------ TASK MATERIAL ------

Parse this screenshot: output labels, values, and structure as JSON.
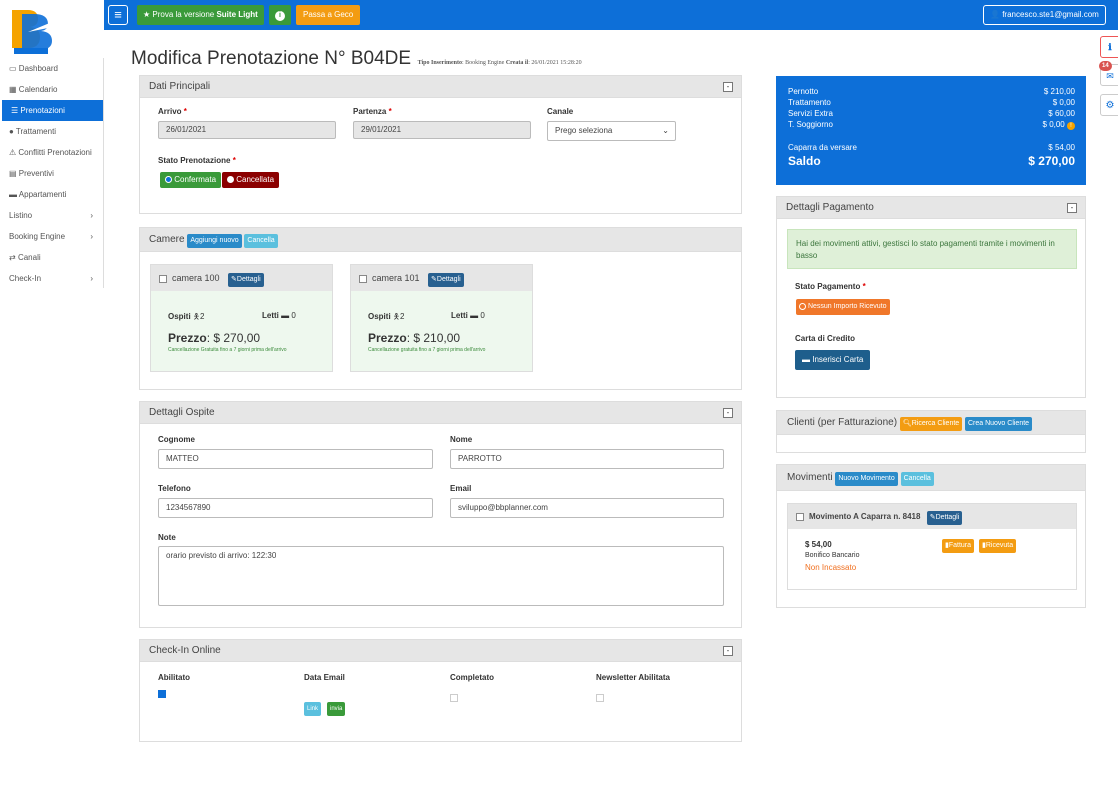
{
  "topbar": {
    "suite_label": "Prova la versione",
    "suite_strong": "Suite Light",
    "geco_label": "Passa a Geco",
    "user_email": "francesco.ste1@gmail.com"
  },
  "sidebar": {
    "items": [
      {
        "label": "Dashboard"
      },
      {
        "label": "Calendario"
      },
      {
        "label": "Prenotazioni"
      },
      {
        "label": "Trattamenti"
      },
      {
        "label": "Conflitti Prenotazioni"
      },
      {
        "label": "Preventivi"
      },
      {
        "label": "Appartamenti"
      },
      {
        "label": "Listino"
      },
      {
        "label": "Booking Engine"
      },
      {
        "label": "Canali"
      },
      {
        "label": "Check-In"
      }
    ]
  },
  "page": {
    "title": "Modifica Prenotazione N° B04DE",
    "meta_tipo_label": "Tipo Inserimento",
    "meta_tipo_value": ": Booking Engine",
    "meta_creata_label": "Creata il",
    "meta_creata_value": ": 26/01/2021 15:28:20"
  },
  "dati_principali": {
    "title": "Dati Principali",
    "arrivo_label": "Arrivo",
    "arrivo_value": "26/01/2021",
    "partenza_label": "Partenza",
    "partenza_value": "29/01/2021",
    "canale_label": "Canale",
    "canale_value": "Prego seleziona",
    "stato_label": "Stato Prenotazione",
    "confermata": "Confermata",
    "cancellata": "Cancellata"
  },
  "camere": {
    "title": "Camere",
    "add_label": "Aggiungi nuovo",
    "cancel_label": "Cancella",
    "rooms": [
      {
        "name": "camera 100",
        "details": "Dettagli",
        "ospiti_label": "Ospiti",
        "ospiti": "2",
        "letti_label": "Letti",
        "letti": "0",
        "prezzo_label": "Prezzo",
        "prezzo": ": $ 270,00",
        "note": "Cancellazione Gratuita fino a 7 giorni prima dell'arrivo"
      },
      {
        "name": "camera 101",
        "details": "Dettagli",
        "ospiti_label": "Ospiti",
        "ospiti": "2",
        "letti_label": "Letti",
        "letti": "0",
        "prezzo_label": "Prezzo",
        "prezzo": ": $ 210,00",
        "note": "Cancellazione gratuita fino a 7 giorni prima dell'arrivo"
      }
    ]
  },
  "ospite": {
    "title": "Dettagli Ospite",
    "cognome_label": "Cognome",
    "cognome": "MATTEO",
    "nome_label": "Nome",
    "nome": "PARROTTO",
    "telefono_label": "Telefono",
    "telefono": "1234567890",
    "email_label": "Email",
    "email": "sviluppo@bbplanner.com",
    "note_label": "Note",
    "note": "orario previsto di arrivo: 122:30"
  },
  "checkin": {
    "title": "Check-In Online",
    "abilitato": "Abilitato",
    "data_email": "Data Email",
    "completato": "Completato",
    "newsletter": "Newsletter Abilitata",
    "link_label": "Link",
    "invia_label": "invia"
  },
  "summary": {
    "rows": [
      {
        "label": "Pernotto",
        "value": "$ 210,00"
      },
      {
        "label": "Trattamento",
        "value": "$ 0,00"
      },
      {
        "label": "Servizi Extra",
        "value": "$ 60,00"
      },
      {
        "label": "T. Soggiorno",
        "value": "$ 0,00"
      }
    ],
    "caparra_label": "Caparra da versare",
    "caparra_value": "$ 54,00",
    "saldo_label": "Saldo",
    "saldo_value": "$ 270,00"
  },
  "pagamento": {
    "title": "Dettagli Pagamento",
    "alert": "Hai dei movimenti attivi, gestisci lo stato pagamenti tramite i movimenti in basso",
    "stato_label": "Stato Pagamento",
    "stato_value": "Nessun Importo Ricevuto",
    "carta_label": "Carta di Credito",
    "carta_button": "Inserisci Carta"
  },
  "clienti": {
    "title": "Clienti (per Fatturazione)",
    "search_label": "Ricerca Cliente",
    "new_label": "Crea Nuovo Cliente"
  },
  "movimenti": {
    "title": "Movimenti",
    "new_label": "Nuovo Movimento",
    "cancel_label": "Cancella",
    "item_title": "Movimento A Caparra n. 8418",
    "details": "Dettagli",
    "amount": "$ 54,00",
    "method": "Bonifico Bancario",
    "status": "Non Incassato",
    "fattura": "Fattura",
    "ricevuta": "Ricevuta"
  },
  "right_badge": "14"
}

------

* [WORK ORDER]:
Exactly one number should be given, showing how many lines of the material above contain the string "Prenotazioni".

* [OUTPUT OF THE EXERCISE]:
2